Now on to the second point.

Not everything is as it appears.  There are so many resource writing guides and keywords from which to choose that it is relatively easy for candidates to create a glowing resume.  Say that the job description for the candidate search is well crafted and appropriate for the position.  The end result will most likely manifest in a large number of resumes pouring in.  For certain companies, a single job posting can generate hundreds of resume submittals.  Quite a few of these resumes will look very attractive, at least on paper.  So the question then becomes one of finding the most qualified candidates from the entire pool of resumes.  A behavioral interview can help determine "cultural fit", but it does nothing to assess the actual skills a person possesses for the role.

Unless the position is purely management or "people facing", the individual's skills must be evaluated against the requirements of the job.  How many companies do you (the reader) know that have the ability to do role-based assessments that are comprehensive enough to determine the level of technical fit?  In my experience it is quite rare for finalist candidates to receive a truly comprehensive assessment of the important, job specific skills.  When I see failed hires, many times it was because the person talked a great game but could not perform at the proper level after being hired.

On to the final point.

After about 20 years of experience within information technology, I've become a firm believer that the vast amount of productive work, or the work that is meaningful to the organization, comes from about 15-20% of total IT staff.  To quantify, for every 100 IT workers in your firm, the bulk of the productivity you receive is generated from about 15-20 people.

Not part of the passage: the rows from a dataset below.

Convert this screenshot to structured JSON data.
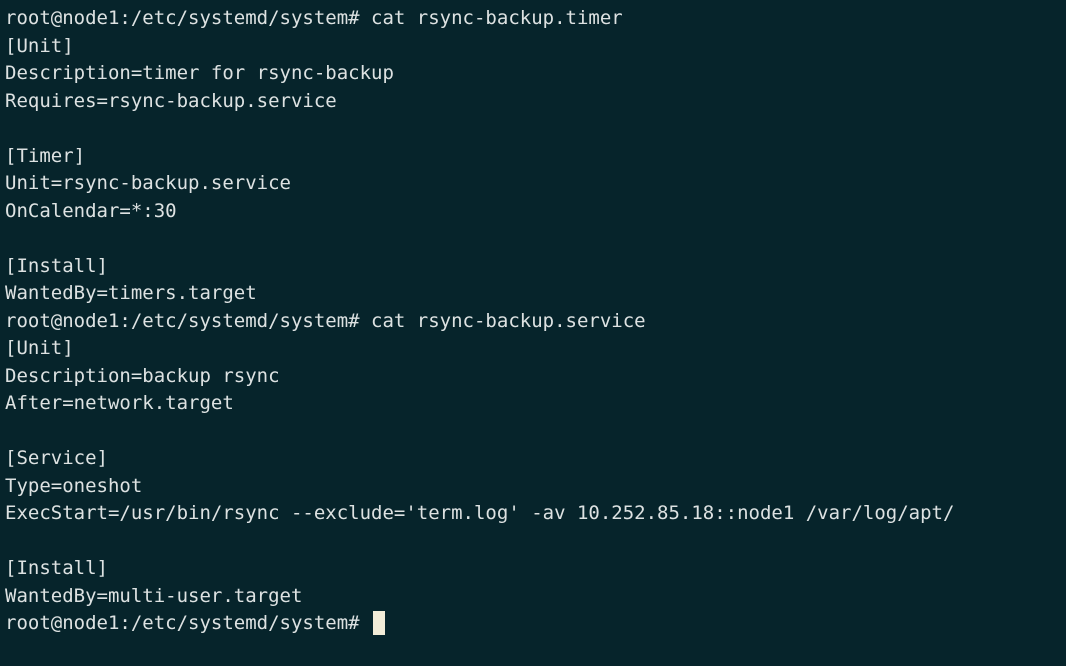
{
  "terminal": {
    "background": "#06242b",
    "foreground": "#dde2e2",
    "cursor_color": "#f2ecd8",
    "lines": [
      "root@node1:/etc/systemd/system# cat rsync-backup.timer",
      "[Unit]",
      "Description=timer for rsync-backup",
      "Requires=rsync-backup.service",
      "",
      "[Timer]",
      "Unit=rsync-backup.service",
      "OnCalendar=*:30",
      "",
      "[Install]",
      "WantedBy=timers.target",
      "root@node1:/etc/systemd/system# cat rsync-backup.service",
      "[Unit]",
      "Description=backup rsync",
      "After=network.target",
      "",
      "[Service]",
      "Type=oneshot",
      "ExecStart=/usr/bin/rsync --exclude='term.log' -av 10.252.85.18::node1 /var/log/apt/",
      "",
      "[Install]",
      "WantedBy=multi-user.target"
    ],
    "prompt": "root@node1:/etc/systemd/system# "
  }
}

There is nothing wrong with having average employees.  They are the individuals that (mostly) do the work which is required to keep operations running.  However, these are not the people who can innovate or further increase the value of IT in a way that makes a company more profitable.  Some managers try to compensate, when they don't have top performers, by hiring a lot more average player.  That never, ever works.  The lifeblood of an excellent IT organization is the group of top performers.  They are the "go-to" resources whenever a problem is not routine or average.  If you have them, great, but if you don't it's likely your firm employs a large number of contractors.

Think about what I'm saying in terms of this graph.  Most of the IT resources you have/hire (without utilizing the principles outlined in "The Talent Triangle") will be average.  Yet in order to have IT services that are valuable to the company today and tomorrow, you need those 15% on the right end of the curve.

The problem with getting that elusive 15% to come to your company is several fold.  First, they are going to be quite expensive.  Then, because they are so talented it's likely that the companies that they are servicing are not going to make it easy for you to lure them away.  Many of these superstars already recognize what they are worth and have gone into consulting.  After all, why work for $100,000/year when you can consult, on your own terms, and make 2x-5x that amount?

IT talent is always available, just not the kind that you really want.  One of the traps companies fall into most often, especially when they already have these excellent resources on staff, is that they are easy to find on the open market.  Of course this leads to a belief that there is no need to take special steps to ensure that the great IT talent already in-house requires no special treatment.  After all, if that talent was to leave it could be quickly and easily replaced.  SO MANY companies only learn after the fact how wrong these beliefs turn out to be.

The best cure for regret is to understand how to avoid it in the first place.